Posted September 13, 2017
There is therefore now no condemnation for those who are in Christ Jesus.
What a glorious sentence that marks the beginning of a glorious chapter of the Bible!
Before we dive into the significance of this phrase, let’s rewind to the beginning of the book of Romans. The apostle Paul starts off his letter to the church in Rome and brutally exposes the plight of every human before a righteous God: “there is no one righteous, no, not one… All have sinned and fall short of the glory of God (Romans 3:10; 23).” JC Ryle said, ”Sin pervades and runs through every part of our moral constitution and every faculty of our minds. The understanding, the affections, the reasoning powers, the will, are all more or less infected.” Whether we recognize it or not, we all stand rightfully condemned before a perfect Judge who, unlike an earthly judge, sees our sin perfectly. He doesn’t wonder about our heart motivations or the extent of our depravity, but knows and sees it all plain as day. This is incredibly unnerving and exposing. What’s even more unnerving is not just that we are completely seen, but that our verdict was already pronounced: condemned. We stand guilty of every charge!

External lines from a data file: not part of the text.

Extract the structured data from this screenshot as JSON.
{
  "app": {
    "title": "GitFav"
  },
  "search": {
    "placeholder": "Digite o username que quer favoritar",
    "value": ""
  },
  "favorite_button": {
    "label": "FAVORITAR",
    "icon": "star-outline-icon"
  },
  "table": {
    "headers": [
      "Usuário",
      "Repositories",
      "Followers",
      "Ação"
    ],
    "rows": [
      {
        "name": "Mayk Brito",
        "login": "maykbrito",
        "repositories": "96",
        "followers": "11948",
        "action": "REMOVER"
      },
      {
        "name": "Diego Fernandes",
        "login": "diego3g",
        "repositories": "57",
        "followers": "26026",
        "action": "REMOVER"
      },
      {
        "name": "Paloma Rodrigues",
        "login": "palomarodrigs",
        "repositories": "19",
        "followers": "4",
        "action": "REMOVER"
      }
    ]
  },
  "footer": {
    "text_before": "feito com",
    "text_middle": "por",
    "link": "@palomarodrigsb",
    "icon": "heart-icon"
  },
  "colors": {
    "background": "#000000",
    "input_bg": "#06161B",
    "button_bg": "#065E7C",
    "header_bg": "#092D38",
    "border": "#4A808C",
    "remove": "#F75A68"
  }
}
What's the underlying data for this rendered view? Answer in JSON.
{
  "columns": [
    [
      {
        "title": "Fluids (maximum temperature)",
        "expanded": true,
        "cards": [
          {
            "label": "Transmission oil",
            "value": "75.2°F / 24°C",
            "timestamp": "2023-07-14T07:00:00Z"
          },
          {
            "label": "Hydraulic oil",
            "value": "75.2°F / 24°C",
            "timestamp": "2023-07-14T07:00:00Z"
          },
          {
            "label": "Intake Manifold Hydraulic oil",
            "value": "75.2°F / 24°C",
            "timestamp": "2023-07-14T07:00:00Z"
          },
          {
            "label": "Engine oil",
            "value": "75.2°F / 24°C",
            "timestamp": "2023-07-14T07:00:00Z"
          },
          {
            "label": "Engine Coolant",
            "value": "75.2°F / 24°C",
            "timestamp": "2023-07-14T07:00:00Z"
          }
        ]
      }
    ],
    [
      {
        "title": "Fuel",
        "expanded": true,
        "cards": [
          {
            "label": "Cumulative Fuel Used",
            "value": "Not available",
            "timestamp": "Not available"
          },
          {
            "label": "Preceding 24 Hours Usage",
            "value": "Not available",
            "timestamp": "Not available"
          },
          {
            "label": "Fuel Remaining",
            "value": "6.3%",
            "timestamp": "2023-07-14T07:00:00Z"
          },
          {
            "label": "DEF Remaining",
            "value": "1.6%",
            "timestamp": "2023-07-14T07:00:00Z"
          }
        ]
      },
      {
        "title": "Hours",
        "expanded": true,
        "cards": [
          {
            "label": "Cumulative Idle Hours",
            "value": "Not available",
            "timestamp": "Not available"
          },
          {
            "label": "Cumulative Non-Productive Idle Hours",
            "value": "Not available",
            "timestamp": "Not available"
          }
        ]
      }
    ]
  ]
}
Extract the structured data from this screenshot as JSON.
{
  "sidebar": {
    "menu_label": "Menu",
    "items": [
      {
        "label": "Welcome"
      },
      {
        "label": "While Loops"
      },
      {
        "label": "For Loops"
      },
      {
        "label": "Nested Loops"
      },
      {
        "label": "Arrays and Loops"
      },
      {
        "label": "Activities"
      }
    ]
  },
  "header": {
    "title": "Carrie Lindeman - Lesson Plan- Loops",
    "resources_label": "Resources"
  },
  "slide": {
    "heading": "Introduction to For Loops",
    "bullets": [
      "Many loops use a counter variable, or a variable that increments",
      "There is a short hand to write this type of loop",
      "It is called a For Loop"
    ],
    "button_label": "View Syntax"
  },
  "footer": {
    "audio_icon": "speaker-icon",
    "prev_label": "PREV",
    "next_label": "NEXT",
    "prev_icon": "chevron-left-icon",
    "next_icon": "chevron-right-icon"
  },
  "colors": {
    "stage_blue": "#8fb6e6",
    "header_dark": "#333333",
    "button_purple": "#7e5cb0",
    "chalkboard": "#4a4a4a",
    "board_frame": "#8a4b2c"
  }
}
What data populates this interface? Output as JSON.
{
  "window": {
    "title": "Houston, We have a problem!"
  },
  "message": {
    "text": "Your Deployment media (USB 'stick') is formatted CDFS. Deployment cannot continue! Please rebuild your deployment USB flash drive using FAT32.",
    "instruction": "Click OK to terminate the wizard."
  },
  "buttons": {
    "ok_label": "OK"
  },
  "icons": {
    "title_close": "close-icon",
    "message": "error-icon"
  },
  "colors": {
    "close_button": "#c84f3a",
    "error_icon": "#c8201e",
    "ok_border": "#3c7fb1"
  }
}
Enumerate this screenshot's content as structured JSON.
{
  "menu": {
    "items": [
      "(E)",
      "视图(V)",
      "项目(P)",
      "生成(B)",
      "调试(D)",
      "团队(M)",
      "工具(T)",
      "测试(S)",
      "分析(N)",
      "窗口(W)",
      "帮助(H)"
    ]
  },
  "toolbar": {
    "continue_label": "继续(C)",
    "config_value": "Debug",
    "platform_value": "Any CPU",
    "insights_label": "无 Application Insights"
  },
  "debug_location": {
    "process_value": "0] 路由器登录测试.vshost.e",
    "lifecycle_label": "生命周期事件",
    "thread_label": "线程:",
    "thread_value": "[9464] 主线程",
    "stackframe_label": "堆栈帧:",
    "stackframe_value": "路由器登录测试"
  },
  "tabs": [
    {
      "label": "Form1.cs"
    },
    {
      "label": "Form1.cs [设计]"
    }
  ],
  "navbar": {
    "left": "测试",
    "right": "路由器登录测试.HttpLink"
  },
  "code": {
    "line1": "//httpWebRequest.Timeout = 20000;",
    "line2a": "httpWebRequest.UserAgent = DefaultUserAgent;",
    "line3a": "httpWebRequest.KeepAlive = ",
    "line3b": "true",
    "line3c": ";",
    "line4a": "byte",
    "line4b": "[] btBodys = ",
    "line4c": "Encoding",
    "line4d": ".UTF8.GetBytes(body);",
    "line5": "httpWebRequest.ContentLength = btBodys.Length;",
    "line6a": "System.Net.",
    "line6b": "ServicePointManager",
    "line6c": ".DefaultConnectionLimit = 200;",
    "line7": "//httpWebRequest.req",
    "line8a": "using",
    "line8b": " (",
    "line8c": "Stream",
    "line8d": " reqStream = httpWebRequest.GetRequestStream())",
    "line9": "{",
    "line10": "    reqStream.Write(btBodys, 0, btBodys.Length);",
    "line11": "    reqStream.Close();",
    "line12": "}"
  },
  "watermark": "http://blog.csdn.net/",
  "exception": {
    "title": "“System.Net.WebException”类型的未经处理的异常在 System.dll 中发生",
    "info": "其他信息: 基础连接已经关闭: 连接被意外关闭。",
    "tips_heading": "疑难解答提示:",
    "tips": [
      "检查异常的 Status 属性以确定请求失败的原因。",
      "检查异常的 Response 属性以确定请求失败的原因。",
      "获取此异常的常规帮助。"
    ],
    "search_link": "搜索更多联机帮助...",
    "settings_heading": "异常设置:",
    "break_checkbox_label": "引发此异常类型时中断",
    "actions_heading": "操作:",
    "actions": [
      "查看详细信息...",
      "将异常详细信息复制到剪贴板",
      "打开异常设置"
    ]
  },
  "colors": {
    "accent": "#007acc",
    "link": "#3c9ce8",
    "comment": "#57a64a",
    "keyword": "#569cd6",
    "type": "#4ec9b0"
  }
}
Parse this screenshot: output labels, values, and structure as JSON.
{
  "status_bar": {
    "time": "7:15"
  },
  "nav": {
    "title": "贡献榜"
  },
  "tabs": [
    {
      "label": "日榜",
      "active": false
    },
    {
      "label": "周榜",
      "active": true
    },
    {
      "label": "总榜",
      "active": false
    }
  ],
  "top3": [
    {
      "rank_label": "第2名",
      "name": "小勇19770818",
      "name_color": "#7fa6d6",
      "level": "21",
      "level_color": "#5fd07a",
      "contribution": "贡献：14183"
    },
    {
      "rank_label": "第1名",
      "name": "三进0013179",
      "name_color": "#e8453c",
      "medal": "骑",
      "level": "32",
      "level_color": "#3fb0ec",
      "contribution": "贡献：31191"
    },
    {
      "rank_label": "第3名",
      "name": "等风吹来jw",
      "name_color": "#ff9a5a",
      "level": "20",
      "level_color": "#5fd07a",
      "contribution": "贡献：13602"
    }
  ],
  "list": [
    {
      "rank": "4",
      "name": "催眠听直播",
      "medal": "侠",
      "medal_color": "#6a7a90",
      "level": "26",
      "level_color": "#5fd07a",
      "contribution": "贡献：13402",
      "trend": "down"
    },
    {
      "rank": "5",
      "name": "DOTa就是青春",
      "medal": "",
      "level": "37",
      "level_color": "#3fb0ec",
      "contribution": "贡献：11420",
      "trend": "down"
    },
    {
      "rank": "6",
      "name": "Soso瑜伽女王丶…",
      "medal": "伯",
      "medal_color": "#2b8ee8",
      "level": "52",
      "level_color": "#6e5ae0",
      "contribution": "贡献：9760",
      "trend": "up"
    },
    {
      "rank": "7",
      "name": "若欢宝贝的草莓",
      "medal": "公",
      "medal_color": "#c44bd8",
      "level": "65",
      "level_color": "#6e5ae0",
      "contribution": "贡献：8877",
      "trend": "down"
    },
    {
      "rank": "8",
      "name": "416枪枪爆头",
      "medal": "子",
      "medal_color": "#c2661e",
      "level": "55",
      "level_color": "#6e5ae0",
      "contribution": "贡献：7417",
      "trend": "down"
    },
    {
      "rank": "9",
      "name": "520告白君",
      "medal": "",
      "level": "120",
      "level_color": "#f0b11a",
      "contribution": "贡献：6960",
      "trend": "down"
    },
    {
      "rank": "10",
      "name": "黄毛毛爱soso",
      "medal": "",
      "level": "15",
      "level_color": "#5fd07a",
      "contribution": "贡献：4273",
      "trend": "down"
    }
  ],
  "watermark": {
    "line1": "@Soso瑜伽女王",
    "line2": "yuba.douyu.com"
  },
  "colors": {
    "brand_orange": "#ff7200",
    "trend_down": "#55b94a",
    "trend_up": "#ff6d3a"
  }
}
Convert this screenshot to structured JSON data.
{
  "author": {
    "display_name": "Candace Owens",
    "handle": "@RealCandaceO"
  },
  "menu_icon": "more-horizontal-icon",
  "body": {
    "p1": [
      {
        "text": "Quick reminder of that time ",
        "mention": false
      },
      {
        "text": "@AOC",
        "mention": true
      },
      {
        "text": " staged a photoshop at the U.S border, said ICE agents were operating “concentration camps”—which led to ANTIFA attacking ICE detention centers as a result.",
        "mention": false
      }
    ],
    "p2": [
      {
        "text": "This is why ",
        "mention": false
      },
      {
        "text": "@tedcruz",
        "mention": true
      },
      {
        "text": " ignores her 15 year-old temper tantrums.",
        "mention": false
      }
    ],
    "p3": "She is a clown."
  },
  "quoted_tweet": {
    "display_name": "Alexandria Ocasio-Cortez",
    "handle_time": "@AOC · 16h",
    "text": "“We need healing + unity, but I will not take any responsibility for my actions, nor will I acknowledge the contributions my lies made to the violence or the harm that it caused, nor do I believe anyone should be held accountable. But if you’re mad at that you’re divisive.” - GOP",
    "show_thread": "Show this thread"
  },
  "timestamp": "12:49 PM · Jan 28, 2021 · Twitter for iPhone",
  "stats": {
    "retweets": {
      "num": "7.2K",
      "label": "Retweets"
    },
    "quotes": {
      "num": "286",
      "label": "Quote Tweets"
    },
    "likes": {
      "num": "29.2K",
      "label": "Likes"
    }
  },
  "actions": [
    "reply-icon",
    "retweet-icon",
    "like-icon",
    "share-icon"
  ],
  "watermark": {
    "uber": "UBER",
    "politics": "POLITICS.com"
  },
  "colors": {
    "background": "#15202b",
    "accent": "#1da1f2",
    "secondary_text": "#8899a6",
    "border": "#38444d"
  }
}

Thankfully, Paul doesn’t stop there. We are told of a new righteousness (not our own) that steps onto the scene and can be graciously poured out on the unrighteous and condemned. This new righteousness is given through faith in another person’s work in our place: namely Jesus Christ, the perfect Son of God who died in our place and took our sin upon Himself (Romans 3:22-25). Where prior to Jesus, we were enemies of God and in rebellion against Him, we can now be justified by faith and at peace with Him (Romans 5:1). For the condemned, unrighteous sinners living in darkness and death, this is incredibly good news. It is the gospel.
So we make our way back to Romans 8:1. Through this gracious work of Jesus, those who knew only condemnation are led to a place of no condemnation. The voice that once pronounced us guilty now declares us to be free. Tim Keller commented, “These two words (‘no condemnation’) tell us of our position as Christians. To be ‘not condemned’ is, of course, a legal term; it means to be free from any debt or penalty. No one has any charges against you. A person who is in Christ Jesus is not under any condemnation from God… The moment we come into Christ Jesus, condemnation is gone forever. There is no more condemnation left for us— it is gone. There can never be condemnation for us. There is nothing but acceptance and welcome for us!”
It’s precisely this breathtaking truth that led Charles Wesley to pen these lyrics to his song “And Can It Be That I Should Gain” in 1738.
No condemnation now I dread
Jesus, and all in Him, is mine!
Alive in him, my living Head,
And clothed in righteousness Divine,
Bold I approach th’eternal throne,
And claim the crown, through Christ, my own.
Christian, may you never forget these two words: no condemnation. Not an ounce. Live like one who has been set free.
Song by Ben Haley.
Artwork by Jonathan Lindsey.
Devotional by Joel Limpic.